### Records provided
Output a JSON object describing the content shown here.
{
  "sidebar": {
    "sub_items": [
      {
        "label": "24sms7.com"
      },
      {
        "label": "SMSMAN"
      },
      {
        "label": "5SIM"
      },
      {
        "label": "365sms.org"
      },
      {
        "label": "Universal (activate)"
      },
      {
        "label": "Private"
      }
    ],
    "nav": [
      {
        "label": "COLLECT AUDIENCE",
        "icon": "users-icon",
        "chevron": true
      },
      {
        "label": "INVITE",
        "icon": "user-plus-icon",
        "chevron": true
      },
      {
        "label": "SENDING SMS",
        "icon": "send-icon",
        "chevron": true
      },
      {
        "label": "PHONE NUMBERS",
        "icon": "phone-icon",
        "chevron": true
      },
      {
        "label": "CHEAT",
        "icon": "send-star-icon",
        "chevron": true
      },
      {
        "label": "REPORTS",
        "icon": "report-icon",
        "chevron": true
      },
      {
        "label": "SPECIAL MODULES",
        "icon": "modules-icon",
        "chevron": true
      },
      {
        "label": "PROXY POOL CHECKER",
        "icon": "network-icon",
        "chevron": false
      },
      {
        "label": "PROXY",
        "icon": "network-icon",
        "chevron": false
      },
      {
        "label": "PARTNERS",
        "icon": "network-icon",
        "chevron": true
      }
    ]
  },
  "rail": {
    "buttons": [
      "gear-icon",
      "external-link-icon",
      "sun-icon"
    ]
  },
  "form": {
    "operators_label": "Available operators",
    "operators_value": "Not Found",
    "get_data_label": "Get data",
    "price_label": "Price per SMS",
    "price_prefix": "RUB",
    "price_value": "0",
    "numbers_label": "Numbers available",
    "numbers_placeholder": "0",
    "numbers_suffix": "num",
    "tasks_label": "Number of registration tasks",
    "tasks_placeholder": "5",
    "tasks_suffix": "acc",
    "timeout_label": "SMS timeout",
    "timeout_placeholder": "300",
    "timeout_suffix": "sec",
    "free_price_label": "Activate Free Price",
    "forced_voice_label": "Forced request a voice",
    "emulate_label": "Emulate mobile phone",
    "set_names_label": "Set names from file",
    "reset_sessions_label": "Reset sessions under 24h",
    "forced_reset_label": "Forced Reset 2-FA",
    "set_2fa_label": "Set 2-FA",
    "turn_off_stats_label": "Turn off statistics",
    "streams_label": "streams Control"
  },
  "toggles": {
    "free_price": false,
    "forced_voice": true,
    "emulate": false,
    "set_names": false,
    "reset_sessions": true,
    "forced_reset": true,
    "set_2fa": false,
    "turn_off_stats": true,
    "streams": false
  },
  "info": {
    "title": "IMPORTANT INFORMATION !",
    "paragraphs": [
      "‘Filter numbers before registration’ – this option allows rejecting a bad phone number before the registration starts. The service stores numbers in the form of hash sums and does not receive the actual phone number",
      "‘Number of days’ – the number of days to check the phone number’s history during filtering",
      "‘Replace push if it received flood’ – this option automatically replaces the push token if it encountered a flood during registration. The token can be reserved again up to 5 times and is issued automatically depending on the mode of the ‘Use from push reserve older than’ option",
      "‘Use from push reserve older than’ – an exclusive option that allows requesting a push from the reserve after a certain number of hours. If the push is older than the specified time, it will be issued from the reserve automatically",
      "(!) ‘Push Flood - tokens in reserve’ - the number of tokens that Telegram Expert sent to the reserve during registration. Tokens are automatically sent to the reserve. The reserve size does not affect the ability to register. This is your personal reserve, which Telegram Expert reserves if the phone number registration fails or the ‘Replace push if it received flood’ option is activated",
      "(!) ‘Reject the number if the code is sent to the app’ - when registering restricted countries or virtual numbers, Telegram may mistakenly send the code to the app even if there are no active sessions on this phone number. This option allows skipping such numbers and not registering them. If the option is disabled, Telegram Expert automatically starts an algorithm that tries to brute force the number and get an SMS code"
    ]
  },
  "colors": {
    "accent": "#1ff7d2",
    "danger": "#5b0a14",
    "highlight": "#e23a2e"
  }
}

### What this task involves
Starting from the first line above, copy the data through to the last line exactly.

### The completed task
Output a JSON object describing the content shown here.
{
  "sidebar": {
    "sub_items": [
      {
        "label": "24sms7.com"
      },
      {
        "label": "SMSMAN"
      },
      {
        "label": "5SIM"
      },
      {
        "label": "365sms.org"
      },
      {
        "label": "Universal (activate)"
      },
      {
        "label": "Private"
      }
    ],
    "nav": [
      {
        "label": "COLLECT AUDIENCE",
        "icon": "users-icon",
        "chevron": true
      },
      {
        "label": "INVITE",
        "icon": "user-plus-icon",
        "chevron": true
      },
      {
        "label": "SENDING SMS",
        "icon": "send-icon",
        "chevron": true
      },
      {
        "label": "PHONE NUMBERS",
        "icon": "phone-icon",
        "chevron": true
      },
      {
        "label": "CHEAT",
        "icon": "send-star-icon",
        "chevron": true
      },
      {
        "label": "REPORTS",
        "icon": "report-icon",
        "chevron": true
      },
      {
        "label": "SPECIAL MODULES",
        "icon": "modules-icon",
        "chevron": true
      },
      {
        "label": "PROXY POOL CHECKER",
        "icon": "network-icon",
        "chevron": false
      },
      {
        "label": "PROXY",
        "icon": "network-icon",
        "chevron": false
      },
      {
        "label": "PARTNERS",
        "icon": "network-icon",
        "chevron": true
      }
    ]
  },
  "rail": {
    "buttons": [
      "gear-icon",
      "external-link-icon",
      "sun-icon"
    ]
  },
  "form": {
    "operators_label": "Available operators",
    "operators_value": "Not Found",
    "get_data_label": "Get data",
    "price_label": "Price per SMS",
    "price_prefix": "RUB",
    "price_value": "0",
    "numbers_label": "Numbers available",
    "numbers_placeholder": "0",
    "numbers_suffix": "num",
    "tasks_label": "Number of registration tasks",
    "tasks_placeholder": "5",
    "tasks_suffix": "acc",
    "timeout_label": "SMS timeout",
    "timeout_placeholder": "300",
    "timeout_suffix": "sec",
    "free_price_label": "Activate Free Price",
    "forced_voice_label": "Forced request a voice",
    "emulate_label": "Emulate mobile phone",
    "set_names_label": "Set names from file",
    "reset_sessions_label": "Reset sessions under 24h",
    "forced_reset_label": "Forced Reset 2-FA",
    "set_2fa_label": "Set 2-FA",
    "turn_off_stats_label": "Turn off statistics",
    "streams_label": "streams Control"
  },
  "toggles": {
    "free_price": false,
    "forced_voice": true,
    "emulate": false,
    "set_names": false,
    "reset_sessions": true,
    "forced_reset": true,
    "set_2fa": false,
    "turn_off_stats": true,
    "streams": false
  },
  "info": {
    "title": "IMPORTANT INFORMATION !",
    "paragraphs": [
      "‘Filter numbers before registration’ – this option allows rejecting a bad phone number before the registration starts. The service stores numbers in the form of hash sums and does not receive the actual phone number",
      "‘Number of days’ – the number of days to check the phone number’s history during filtering",
      "‘Replace push if it received flood’ – this option automatically replaces the push token if it encountered a flood during registration. The token can be reserved again up to 5 times and is issued automatically depending on the mode of the ‘Use from push reserve older than’ option",
      "‘Use from push reserve older than’ – an exclusive option that allows requesting a push from the reserve after a certain number of hours. If the push is older than the specified time, it will be issued from the reserve automatically",
      "(!) ‘Push Flood - tokens in reserve’ - the number of tokens that Telegram Expert sent to the reserve during registration. Tokens are automatically sent to the reserve. The reserve size does not affect the ability to register. This is your personal reserve, which Telegram Expert reserves if the phone number registration fails or the ‘Replace push if it received flood’ option is activated",
      "(!) ‘Reject the number if the code is sent to the app’ - when registering restricted countries or virtual numbers, Telegram may mistakenly send the code to the app even if there are no active sessions on this phone number. This option allows skipping such numbers and not registering them. If the option is disabled, Telegram Expert automatically starts an algorithm that tries to brute force the number and get an SMS code"
    ]
  },
  "colors": {
    "accent": "#1ff7d2",
    "danger": "#5b0a14",
    "highlight": "#e23a2e"
  }
}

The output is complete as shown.